__WHAT TO WORK ON__. Please copy the listing below in its entirety, without alteration.

__MATERIAL SHOWN__.
=== Begin Enclosure ===
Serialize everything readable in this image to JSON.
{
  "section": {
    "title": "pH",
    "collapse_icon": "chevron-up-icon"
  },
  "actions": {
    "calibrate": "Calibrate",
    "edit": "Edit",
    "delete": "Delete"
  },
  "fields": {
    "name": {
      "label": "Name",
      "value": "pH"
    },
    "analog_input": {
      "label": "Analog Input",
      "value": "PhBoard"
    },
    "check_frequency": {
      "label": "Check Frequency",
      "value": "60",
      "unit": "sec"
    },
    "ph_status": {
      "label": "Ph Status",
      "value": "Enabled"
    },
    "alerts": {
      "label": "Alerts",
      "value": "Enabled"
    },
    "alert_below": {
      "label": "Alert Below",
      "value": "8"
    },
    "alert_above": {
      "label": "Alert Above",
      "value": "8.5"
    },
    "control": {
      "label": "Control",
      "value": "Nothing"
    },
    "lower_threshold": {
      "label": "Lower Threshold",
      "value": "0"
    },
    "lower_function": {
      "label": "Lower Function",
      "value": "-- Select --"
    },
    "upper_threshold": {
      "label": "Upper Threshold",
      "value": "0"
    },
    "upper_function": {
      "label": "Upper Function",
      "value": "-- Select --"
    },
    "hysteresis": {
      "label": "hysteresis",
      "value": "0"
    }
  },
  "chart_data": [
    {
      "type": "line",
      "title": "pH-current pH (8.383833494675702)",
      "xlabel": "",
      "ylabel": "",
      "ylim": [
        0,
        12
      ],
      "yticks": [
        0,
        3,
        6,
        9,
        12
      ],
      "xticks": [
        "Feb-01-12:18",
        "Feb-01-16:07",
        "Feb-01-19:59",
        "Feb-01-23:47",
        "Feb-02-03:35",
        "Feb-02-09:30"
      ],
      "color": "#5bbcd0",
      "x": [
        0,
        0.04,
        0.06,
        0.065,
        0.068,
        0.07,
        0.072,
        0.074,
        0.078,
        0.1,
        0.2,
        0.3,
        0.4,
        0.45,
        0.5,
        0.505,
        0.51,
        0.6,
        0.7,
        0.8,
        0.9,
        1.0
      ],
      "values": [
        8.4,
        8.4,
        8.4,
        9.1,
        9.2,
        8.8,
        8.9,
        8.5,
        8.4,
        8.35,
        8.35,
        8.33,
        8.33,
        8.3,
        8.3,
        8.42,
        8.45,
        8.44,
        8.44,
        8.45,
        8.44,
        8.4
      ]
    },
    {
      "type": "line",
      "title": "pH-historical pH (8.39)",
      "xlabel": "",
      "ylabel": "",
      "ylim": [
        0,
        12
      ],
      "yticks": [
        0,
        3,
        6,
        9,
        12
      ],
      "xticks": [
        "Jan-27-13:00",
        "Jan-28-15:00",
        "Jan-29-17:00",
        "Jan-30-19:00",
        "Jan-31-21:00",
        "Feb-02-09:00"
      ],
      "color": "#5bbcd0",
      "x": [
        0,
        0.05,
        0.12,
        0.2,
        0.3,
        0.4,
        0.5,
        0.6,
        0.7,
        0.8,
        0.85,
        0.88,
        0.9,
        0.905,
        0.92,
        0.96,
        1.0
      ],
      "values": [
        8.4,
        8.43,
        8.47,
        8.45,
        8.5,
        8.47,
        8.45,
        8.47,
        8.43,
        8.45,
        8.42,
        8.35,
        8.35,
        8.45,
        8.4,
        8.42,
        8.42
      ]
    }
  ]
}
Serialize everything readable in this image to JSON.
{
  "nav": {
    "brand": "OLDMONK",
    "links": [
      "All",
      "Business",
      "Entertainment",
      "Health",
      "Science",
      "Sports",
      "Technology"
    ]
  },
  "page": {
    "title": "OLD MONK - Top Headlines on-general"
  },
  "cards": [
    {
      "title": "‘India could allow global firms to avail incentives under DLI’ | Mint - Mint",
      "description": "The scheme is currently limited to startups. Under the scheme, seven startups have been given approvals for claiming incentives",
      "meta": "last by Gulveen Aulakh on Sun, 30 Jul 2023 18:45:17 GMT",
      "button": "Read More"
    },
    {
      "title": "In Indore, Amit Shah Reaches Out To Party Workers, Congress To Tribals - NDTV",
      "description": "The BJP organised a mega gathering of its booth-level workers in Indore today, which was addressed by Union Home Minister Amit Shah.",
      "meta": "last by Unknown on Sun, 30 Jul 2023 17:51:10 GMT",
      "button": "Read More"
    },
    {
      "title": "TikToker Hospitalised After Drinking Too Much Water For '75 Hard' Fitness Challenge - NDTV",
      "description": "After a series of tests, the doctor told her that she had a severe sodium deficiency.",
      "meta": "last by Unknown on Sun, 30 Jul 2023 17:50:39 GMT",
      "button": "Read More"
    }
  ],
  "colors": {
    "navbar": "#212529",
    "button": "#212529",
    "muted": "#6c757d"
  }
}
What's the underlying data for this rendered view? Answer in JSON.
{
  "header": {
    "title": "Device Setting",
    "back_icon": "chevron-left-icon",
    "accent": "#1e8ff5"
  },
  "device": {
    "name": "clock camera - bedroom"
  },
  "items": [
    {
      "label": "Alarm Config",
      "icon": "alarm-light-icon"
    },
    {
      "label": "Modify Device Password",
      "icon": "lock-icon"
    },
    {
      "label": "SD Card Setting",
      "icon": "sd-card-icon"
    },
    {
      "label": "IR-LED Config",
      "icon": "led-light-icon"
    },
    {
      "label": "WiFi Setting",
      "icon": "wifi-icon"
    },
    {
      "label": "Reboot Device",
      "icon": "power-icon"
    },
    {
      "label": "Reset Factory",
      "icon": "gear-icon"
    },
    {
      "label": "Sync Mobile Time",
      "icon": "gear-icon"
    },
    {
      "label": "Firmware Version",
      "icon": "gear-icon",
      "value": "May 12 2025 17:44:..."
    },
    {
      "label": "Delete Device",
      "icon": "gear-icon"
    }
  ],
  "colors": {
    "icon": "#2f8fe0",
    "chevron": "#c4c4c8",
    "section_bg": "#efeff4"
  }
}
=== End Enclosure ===
__RESPONSE BOX__.
Serialize everything readable in this image to JSON.
{
  "section": {
    "title": "pH",
    "collapse_icon": "chevron-up-icon"
  },
  "actions": {
    "calibrate": "Calibrate",
    "edit": "Edit",
    "delete": "Delete"
  },
  "fields": {
    "name": {
      "label": "Name",
      "value": "pH"
    },
    "analog_input": {
      "label": "Analog Input",
      "value": "PhBoard"
    },
    "check_frequency": {
      "label": "Check Frequency",
      "value": "60",
      "unit": "sec"
    },
    "ph_status": {
      "label": "Ph Status",
      "value": "Enabled"
    },
    "alerts": {
      "label": "Alerts",
      "value": "Enabled"
    },
    "alert_below": {
      "label": "Alert Below",
      "value": "8"
    },
    "alert_above": {
      "label": "Alert Above",
      "value": "8.5"
    },
    "control": {
      "label": "Control",
      "value": "Nothing"
    },
    "lower_threshold": {
      "label": "Lower Threshold",
      "value": "0"
    },
    "lower_function": {
      "label": "Lower Function",
      "value": "-- Select --"
    },
    "upper_threshold": {
      "label": "Upper Threshold",
      "value": "0"
    },
    "upper_function": {
      "label": "Upper Function",
      "value": "-- Select --"
    },
    "hysteresis": {
      "label": "hysteresis",
      "value": "0"
    }
  },
  "chart_data": [
    {
      "type": "line",
      "title": "pH-current pH (8.383833494675702)",
      "xlabel": "",
      "ylabel": "",
      "ylim": [
        0,
        12
      ],
      "yticks": [
        0,
        3,
        6,
        9,
        12
      ],
      "xticks": [
        "Feb-01-12:18",
        "Feb-01-16:07",
        "Feb-01-19:59",
        "Feb-01-23:47",
        "Feb-02-03:35",
        "Feb-02-09:30"
      ],
      "color": "#5bbcd0",
      "x": [
        0,
        0.04,
        0.06,
        0.065,
        0.068,
        0.07,
        0.072,
        0.074,
        0.078,
        0.1,
        0.2,
        0.3,
        0.4,
        0.45,
        0.5,
        0.505,
        0.51,
        0.6,
        0.7,
        0.8,
        0.9,
        1.0
      ],
      "values": [
        8.4,
        8.4,
        8.4,
        9.1,
        9.2,
        8.8,
        8.9,
        8.5,
        8.4,
        8.35,
        8.35,
        8.33,
        8.33,
        8.3,
        8.3,
        8.42,
        8.45,
        8.44,
        8.44,
        8.45,
        8.44,
        8.4
      ]
    },
    {
      "type": "line",
      "title": "pH-historical pH (8.39)",
      "xlabel": "",
      "ylabel": "",
      "ylim": [
        0,
        12
      ],
      "yticks": [
        0,
        3,
        6,
        9,
        12
      ],
      "xticks": [
        "Jan-27-13:00",
        "Jan-28-15:00",
        "Jan-29-17:00",
        "Jan-30-19:00",
        "Jan-31-21:00",
        "Feb-02-09:00"
      ],
      "color": "#5bbcd0",
      "x": [
        0,
        0.05,
        0.12,
        0.2,
        0.3,
        0.4,
        0.5,
        0.6,
        0.7,
        0.8,
        0.85,
        0.88,
        0.9,
        0.905,
        0.92,
        0.96,
        1.0
      ],
      "values": [
        8.4,
        8.43,
        8.47,
        8.45,
        8.5,
        8.47,
        8.45,
        8.47,
        8.43,
        8.45,
        8.42,
        8.35,
        8.35,
        8.45,
        8.4,
        8.42,
        8.42
      ]
    }
  ]
}
Serialize everything readable in this image to JSON.
{
  "nav": {
    "brand": "OLDMONK",
    "links": [
      "All",
      "Business",
      "Entertainment",
      "Health",
      "Science",
      "Sports",
      "Technology"
    ]
  },
  "page": {
    "title": "OLD MONK - Top Headlines on-general"
  },
  "cards": [
    {
      "title": "‘India could allow global firms to avail incentives under DLI’ | Mint - Mint",
      "description": "The scheme is currently limited to startups. Under the scheme, seven startups have been given approvals for claiming incentives",
      "meta": "last by Gulveen Aulakh on Sun, 30 Jul 2023 18:45:17 GMT",
      "button": "Read More"
    },
    {
      "title": "In Indore, Amit Shah Reaches Out To Party Workers, Congress To Tribals - NDTV",
      "description": "The BJP organised a mega gathering of its booth-level workers in Indore today, which was addressed by Union Home Minister Amit Shah.",
      "meta": "last by Unknown on Sun, 30 Jul 2023 17:51:10 GMT",
      "button": "Read More"
    },
    {
      "title": "TikToker Hospitalised After Drinking Too Much Water For '75 Hard' Fitness Challenge - NDTV",
      "description": "After a series of tests, the doctor told her that she had a severe sodium deficiency.",
      "meta": "last by Unknown on Sun, 30 Jul 2023 17:50:39 GMT",
      "button": "Read More"
    }
  ],
  "colors": {
    "navbar": "#212529",
    "button": "#212529",
    "muted": "#6c757d"
  }
}
What's the underlying data for this rendered view? Answer in JSON.
{
  "header": {
    "title": "Device Setting",
    "back_icon": "chevron-left-icon",
    "accent": "#1e8ff5"
  },
  "device": {
    "name": "clock camera - bedroom"
  },
  "items": [
    {
      "label": "Alarm Config",
      "icon": "alarm-light-icon"
    },
    {
      "label": "Modify Device Password",
      "icon": "lock-icon"
    },
    {
      "label": "SD Card Setting",
      "icon": "sd-card-icon"
    },
    {
      "label": "IR-LED Config",
      "icon": "led-light-icon"
    },
    {
      "label": "WiFi Setting",
      "icon": "wifi-icon"
    },
    {
      "label": "Reboot Device",
      "icon": "power-icon"
    },
    {
      "label": "Reset Factory",
      "icon": "gear-icon"
    },
    {
      "label": "Sync Mobile Time",
      "icon": "gear-icon"
    },
    {
      "label": "Firmware Version",
      "icon": "gear-icon",
      "value": "May 12 2025 17:44:..."
    },
    {
      "label": "Delete Device",
      "icon": "gear-icon"
    }
  ],
  "colors": {
    "icon": "#2f8fe0",
    "chevron": "#c4c4c8",
    "section_bg": "#efeff4"
  }
}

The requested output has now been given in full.